And speaking of seamlessness, a book I'm revisiting this week-end is 'being zen' by Ezra Bayda who practices in the lineage founded by Joko Beck, the author of one of the first significant books on Zen I read during the chaotic first years of the AIDS holocaust. And not surprisingly, Ezra speaks directly to what we're going through in the Communion right now...
In an attempt to keep from falling through the cracks in the ice, we choose our strategy, either working harder to maintain control of our lives or making
misguided attempts to escape from our difficulties with diversions, pleasures or
busyness. Rarely do we question our strategies, which are always rooted in fear.
We believe in them, as the unquestioned truth. Yet in doing so, we define our
own boundaries, our own restrictions. Consequently our life narrows down to a
sense of vague dissatisfaction...

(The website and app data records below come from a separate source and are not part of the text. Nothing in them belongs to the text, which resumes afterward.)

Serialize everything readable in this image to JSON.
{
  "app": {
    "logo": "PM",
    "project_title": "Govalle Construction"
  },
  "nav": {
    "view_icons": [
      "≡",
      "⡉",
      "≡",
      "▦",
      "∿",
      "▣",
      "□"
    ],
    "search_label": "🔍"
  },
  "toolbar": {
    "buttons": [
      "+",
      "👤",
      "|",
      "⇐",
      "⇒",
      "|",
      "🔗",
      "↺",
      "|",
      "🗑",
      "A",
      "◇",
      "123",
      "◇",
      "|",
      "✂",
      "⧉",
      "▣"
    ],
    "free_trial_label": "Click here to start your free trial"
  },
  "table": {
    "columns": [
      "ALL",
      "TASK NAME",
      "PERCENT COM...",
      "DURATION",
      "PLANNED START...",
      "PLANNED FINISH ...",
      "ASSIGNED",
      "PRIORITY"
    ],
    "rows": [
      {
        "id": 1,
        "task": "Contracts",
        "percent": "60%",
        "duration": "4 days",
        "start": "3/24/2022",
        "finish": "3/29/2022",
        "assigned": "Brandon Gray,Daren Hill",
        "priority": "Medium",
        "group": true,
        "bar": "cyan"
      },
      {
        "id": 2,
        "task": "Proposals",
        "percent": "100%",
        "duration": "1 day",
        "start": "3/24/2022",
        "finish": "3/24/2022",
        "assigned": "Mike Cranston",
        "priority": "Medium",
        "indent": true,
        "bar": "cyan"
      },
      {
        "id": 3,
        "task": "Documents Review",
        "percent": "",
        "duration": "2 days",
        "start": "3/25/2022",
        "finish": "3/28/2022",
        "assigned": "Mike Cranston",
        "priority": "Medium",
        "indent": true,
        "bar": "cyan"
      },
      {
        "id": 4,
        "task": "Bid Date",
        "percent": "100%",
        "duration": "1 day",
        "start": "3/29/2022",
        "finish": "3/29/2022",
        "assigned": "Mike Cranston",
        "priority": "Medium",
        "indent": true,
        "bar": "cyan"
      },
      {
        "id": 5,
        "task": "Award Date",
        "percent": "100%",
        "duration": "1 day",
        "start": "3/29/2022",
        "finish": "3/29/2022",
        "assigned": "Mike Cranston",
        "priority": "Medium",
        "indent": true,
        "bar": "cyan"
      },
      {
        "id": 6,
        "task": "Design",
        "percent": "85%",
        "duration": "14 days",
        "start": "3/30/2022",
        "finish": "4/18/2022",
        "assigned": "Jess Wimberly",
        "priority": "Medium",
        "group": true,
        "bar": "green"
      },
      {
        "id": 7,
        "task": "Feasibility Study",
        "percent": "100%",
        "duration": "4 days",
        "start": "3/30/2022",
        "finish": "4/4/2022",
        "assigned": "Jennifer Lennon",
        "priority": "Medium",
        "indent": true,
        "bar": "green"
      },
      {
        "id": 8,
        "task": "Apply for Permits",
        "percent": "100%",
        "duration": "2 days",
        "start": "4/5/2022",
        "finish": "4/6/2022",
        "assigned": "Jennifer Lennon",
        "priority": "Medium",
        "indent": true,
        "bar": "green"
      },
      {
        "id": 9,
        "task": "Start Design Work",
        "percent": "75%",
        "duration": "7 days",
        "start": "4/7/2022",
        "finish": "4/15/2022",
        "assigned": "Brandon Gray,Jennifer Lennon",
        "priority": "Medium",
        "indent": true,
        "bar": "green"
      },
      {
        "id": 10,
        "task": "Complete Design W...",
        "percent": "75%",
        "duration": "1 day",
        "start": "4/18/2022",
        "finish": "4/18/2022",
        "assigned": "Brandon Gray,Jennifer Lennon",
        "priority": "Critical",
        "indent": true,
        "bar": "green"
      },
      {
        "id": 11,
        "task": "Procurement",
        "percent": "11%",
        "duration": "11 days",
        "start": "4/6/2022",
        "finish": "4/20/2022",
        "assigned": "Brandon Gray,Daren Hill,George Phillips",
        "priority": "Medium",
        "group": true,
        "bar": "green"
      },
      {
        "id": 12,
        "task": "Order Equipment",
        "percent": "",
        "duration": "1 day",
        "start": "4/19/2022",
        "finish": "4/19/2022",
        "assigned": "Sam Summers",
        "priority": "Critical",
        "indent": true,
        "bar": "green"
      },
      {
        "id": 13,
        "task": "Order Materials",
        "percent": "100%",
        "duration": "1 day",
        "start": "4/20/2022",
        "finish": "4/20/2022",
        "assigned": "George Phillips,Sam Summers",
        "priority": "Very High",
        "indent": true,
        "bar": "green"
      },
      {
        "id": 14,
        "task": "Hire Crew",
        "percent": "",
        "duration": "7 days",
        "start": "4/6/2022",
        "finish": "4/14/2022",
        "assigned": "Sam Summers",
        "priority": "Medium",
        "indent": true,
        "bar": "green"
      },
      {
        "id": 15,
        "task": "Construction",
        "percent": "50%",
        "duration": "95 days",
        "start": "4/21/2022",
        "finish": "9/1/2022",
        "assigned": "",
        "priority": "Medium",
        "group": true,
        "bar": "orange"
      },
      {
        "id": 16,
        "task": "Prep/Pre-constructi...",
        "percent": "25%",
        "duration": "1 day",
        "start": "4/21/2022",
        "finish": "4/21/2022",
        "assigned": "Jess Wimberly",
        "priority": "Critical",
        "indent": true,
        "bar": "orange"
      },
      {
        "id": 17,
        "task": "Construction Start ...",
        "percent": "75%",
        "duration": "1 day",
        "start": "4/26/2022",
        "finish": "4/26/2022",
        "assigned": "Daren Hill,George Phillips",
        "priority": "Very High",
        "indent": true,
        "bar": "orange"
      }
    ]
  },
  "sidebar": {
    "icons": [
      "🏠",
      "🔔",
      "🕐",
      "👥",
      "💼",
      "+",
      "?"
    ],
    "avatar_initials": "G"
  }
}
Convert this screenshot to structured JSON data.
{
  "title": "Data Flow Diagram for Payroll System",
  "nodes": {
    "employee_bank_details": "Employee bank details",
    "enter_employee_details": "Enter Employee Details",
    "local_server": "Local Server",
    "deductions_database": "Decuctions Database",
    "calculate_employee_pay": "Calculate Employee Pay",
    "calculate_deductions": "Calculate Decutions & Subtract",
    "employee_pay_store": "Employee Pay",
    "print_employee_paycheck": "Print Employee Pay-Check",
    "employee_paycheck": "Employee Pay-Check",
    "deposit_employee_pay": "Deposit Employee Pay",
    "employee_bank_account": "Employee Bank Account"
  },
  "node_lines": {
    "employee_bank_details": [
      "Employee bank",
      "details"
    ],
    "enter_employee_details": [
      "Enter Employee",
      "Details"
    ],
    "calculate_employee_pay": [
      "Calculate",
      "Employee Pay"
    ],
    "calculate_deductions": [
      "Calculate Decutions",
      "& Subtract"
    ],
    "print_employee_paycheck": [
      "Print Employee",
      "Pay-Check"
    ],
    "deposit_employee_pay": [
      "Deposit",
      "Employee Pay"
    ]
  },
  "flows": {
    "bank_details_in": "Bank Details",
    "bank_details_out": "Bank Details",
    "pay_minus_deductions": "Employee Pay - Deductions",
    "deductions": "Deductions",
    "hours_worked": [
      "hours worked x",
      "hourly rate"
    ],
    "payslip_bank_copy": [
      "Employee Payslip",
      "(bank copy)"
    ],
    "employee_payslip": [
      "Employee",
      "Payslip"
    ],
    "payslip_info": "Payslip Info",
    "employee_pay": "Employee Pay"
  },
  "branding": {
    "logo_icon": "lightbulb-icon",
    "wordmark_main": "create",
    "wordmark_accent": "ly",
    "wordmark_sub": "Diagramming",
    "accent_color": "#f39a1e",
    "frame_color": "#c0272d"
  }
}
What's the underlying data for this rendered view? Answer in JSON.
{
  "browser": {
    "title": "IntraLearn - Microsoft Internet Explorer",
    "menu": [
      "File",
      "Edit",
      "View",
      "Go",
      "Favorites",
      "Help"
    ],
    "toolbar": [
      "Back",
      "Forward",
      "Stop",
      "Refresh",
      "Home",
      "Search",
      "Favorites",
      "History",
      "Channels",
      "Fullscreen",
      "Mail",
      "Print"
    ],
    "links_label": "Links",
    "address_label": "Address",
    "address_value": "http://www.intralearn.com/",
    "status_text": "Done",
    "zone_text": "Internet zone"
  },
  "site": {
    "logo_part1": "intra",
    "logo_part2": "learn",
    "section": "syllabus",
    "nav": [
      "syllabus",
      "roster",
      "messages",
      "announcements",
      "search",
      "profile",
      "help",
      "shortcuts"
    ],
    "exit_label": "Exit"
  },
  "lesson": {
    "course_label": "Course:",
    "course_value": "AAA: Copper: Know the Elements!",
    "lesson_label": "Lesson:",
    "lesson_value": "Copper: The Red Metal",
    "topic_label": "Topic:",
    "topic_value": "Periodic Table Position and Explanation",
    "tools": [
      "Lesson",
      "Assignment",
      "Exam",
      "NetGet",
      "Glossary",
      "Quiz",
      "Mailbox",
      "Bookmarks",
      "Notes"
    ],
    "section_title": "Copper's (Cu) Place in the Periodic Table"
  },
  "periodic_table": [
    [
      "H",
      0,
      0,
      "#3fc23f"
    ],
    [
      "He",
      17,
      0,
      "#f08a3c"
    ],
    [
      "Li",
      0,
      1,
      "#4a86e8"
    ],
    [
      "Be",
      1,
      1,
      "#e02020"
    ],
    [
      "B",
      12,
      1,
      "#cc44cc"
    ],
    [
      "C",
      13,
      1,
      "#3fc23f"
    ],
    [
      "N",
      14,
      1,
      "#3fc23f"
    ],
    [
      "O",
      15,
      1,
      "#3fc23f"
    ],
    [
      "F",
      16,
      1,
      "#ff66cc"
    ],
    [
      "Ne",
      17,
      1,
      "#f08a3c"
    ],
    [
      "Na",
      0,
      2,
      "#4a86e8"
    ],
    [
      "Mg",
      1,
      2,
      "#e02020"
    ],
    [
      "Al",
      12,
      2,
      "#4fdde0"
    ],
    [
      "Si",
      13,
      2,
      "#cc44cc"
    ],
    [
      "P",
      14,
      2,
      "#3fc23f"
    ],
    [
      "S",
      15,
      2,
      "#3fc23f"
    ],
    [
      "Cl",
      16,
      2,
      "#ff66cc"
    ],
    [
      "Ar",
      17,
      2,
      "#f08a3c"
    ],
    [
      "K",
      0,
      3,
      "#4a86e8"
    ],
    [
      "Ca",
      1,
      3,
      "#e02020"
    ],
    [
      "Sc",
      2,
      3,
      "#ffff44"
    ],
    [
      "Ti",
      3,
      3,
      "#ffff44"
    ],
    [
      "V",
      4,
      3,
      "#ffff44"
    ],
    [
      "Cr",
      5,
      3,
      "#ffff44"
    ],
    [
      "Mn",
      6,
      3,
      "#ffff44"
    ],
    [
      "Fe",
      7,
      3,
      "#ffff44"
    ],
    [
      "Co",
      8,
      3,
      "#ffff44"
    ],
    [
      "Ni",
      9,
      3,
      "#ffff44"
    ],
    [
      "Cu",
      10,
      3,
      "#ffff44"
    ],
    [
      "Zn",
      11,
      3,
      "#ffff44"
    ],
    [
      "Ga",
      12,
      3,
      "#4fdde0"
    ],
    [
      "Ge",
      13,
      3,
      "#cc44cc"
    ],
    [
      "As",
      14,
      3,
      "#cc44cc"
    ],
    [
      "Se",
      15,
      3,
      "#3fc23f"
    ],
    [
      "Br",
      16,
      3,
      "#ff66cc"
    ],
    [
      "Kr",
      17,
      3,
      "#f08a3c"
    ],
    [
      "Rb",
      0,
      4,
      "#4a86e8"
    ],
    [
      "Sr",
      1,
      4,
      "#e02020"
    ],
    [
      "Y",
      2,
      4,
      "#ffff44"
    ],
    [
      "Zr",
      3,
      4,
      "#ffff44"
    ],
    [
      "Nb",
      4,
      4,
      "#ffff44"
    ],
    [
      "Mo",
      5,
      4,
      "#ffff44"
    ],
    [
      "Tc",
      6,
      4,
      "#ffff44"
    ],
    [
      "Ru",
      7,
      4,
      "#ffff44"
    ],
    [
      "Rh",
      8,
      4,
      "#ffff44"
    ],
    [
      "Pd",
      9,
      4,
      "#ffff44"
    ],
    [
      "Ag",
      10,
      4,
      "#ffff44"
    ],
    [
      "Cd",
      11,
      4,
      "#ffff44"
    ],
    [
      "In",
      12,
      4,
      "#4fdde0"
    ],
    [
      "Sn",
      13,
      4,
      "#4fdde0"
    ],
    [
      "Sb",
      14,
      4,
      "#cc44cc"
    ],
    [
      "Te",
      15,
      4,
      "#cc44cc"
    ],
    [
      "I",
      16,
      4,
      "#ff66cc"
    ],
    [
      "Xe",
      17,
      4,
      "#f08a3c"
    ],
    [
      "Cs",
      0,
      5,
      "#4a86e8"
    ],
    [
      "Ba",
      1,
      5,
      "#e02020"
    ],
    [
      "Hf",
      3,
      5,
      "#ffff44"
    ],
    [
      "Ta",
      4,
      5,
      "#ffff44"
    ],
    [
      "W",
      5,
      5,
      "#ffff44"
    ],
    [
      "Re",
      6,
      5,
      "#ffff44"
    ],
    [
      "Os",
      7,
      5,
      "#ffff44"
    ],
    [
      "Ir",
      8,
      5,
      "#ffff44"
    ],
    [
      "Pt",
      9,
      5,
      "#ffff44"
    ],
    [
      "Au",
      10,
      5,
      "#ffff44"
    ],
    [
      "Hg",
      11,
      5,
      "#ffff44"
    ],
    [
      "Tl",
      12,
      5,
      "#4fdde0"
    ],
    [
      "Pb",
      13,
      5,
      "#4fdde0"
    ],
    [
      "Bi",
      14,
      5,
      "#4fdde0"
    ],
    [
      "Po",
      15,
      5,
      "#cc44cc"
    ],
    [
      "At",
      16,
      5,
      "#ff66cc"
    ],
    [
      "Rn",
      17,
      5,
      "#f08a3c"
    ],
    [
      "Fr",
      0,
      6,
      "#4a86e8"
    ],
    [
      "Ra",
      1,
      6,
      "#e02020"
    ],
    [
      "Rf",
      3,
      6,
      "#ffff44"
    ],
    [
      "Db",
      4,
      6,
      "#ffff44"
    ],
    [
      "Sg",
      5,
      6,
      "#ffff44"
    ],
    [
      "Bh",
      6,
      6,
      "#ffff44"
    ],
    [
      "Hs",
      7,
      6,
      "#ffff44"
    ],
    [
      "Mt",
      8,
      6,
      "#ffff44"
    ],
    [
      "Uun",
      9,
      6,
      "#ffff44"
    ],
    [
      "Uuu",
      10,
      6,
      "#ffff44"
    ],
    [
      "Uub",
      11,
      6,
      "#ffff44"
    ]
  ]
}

Sometimes we have to fall right into the icy water, unable to move or breathe, overwhelmed and drowning before we're forced to deal with the deep-seated conditioning that runs our life- all the land mines of anger, fear and confusion.... When we fall into these unwanted situations, we can no longer strategize to avoid facing our pain. It's right in front of us!
Which could sound pretty grim, except that we’re speaking of The Living Breathing Body of Christ, so we’re not alone in all of this, and it would appear that all we’ve got to do is show up- mindfully working to free ourselves of our old strategies, our old stories and grievances, consciously opening to the process Christ is working with us in His Church at this time.
Casting it all in a larger context though, I’d quote another Zen practitioner and fellow Montrealer- Leonard Cohen, it’s only through the cracks that the light can stream in, and have we got cracks at this moment in time- so let there be light, to quote an even greater original source- The Original Source of all Creation
Which brings me back to another of Dennis’ wonderful deep laughs... Yesterday morning, over breakfast, when I was less than skilfully sharing with him my understanding of what’s currently going on in the Communion, he laughed when I referred to our LGBT vocation as the leaven in the process Christ is working. ‘Leaven- that’s yeast, isn’t it’ he asked... ‘You have any idea how funky yeast is’ he chuckled.
‘Oh we LGBT folks can be right funky at times, ‘ I reminded him. ‘Just look at our history as a people!"
And on that note...
God’s Greatest Blessing for God’s Greatest Glory!Always!